── Records ──

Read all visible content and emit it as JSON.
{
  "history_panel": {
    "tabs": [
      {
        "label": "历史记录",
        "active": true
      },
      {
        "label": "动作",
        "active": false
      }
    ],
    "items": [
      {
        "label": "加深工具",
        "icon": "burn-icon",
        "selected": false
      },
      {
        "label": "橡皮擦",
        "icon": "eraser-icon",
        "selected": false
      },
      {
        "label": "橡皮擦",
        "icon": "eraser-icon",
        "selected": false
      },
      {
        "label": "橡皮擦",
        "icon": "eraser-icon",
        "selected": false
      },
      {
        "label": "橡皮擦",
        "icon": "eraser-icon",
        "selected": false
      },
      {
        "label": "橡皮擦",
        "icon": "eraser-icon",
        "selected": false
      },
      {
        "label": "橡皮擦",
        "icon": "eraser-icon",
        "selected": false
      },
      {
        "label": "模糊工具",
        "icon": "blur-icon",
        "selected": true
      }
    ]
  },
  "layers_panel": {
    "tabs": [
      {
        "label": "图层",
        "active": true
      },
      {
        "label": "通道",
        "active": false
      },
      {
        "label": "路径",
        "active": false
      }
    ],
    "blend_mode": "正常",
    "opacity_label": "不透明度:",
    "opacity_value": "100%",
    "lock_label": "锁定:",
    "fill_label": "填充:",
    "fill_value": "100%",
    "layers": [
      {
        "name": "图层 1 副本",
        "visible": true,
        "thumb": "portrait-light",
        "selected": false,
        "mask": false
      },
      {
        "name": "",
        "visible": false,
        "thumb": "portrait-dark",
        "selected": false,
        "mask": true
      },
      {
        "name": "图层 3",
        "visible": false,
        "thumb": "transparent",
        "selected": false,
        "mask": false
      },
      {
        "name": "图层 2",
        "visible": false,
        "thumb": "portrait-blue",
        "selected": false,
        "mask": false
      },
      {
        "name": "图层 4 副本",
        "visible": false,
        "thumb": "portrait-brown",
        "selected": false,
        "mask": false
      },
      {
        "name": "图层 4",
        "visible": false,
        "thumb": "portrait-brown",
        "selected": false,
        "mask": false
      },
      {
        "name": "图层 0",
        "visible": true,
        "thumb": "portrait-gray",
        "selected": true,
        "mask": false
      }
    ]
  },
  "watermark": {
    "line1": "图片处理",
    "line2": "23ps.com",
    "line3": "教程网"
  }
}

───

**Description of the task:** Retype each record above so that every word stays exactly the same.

**Task answer:**
Read all visible content and emit it as JSON.
{
  "history_panel": {
    "tabs": [
      {
        "label": "历史记录",
        "active": true
      },
      {
        "label": "动作",
        "active": false
      }
    ],
    "items": [
      {
        "label": "加深工具",
        "icon": "burn-icon",
        "selected": false
      },
      {
        "label": "橡皮擦",
        "icon": "eraser-icon",
        "selected": false
      },
      {
        "label": "橡皮擦",
        "icon": "eraser-icon",
        "selected": false
      },
      {
        "label": "橡皮擦",
        "icon": "eraser-icon",
        "selected": false
      },
      {
        "label": "橡皮擦",
        "icon": "eraser-icon",
        "selected": false
      },
      {
        "label": "橡皮擦",
        "icon": "eraser-icon",
        "selected": false
      },
      {
        "label": "橡皮擦",
        "icon": "eraser-icon",
        "selected": false
      },
      {
        "label": "模糊工具",
        "icon": "blur-icon",
        "selected": true
      }
    ]
  },
  "layers_panel": {
    "tabs": [
      {
        "label": "图层",
        "active": true
      },
      {
        "label": "通道",
        "active": false
      },
      {
        "label": "路径",
        "active": false
      }
    ],
    "blend_mode": "正常",
    "opacity_label": "不透明度:",
    "opacity_value": "100%",
    "lock_label": "锁定:",
    "fill_label": "填充:",
    "fill_value": "100%",
    "layers": [
      {
        "name": "图层 1 副本",
        "visible": true,
        "thumb": "portrait-light",
        "selected": false,
        "mask": false
      },
      {
        "name": "",
        "visible": false,
        "thumb": "portrait-dark",
        "selected": false,
        "mask": true
      },
      {
        "name": "图层 3",
        "visible": false,
        "thumb": "transparent",
        "selected": false,
        "mask": false
      },
      {
        "name": "图层 2",
        "visible": false,
        "thumb": "portrait-blue",
        "selected": false,
        "mask": false
      },
      {
        "name": "图层 4 副本",
        "visible": false,
        "thumb": "portrait-brown",
        "selected": false,
        "mask": false
      },
      {
        "name": "图层 4",
        "visible": false,
        "thumb": "portrait-brown",
        "selected": false,
        "mask": false
      },
      {
        "name": "图层 0",
        "visible": true,
        "thumb": "portrait-gray",
        "selected": true,
        "mask": false
      }
    ]
  },
  "watermark": {
    "line1": "图片处理",
    "line2": "23ps.com",
    "line3": "教程网"
  }
}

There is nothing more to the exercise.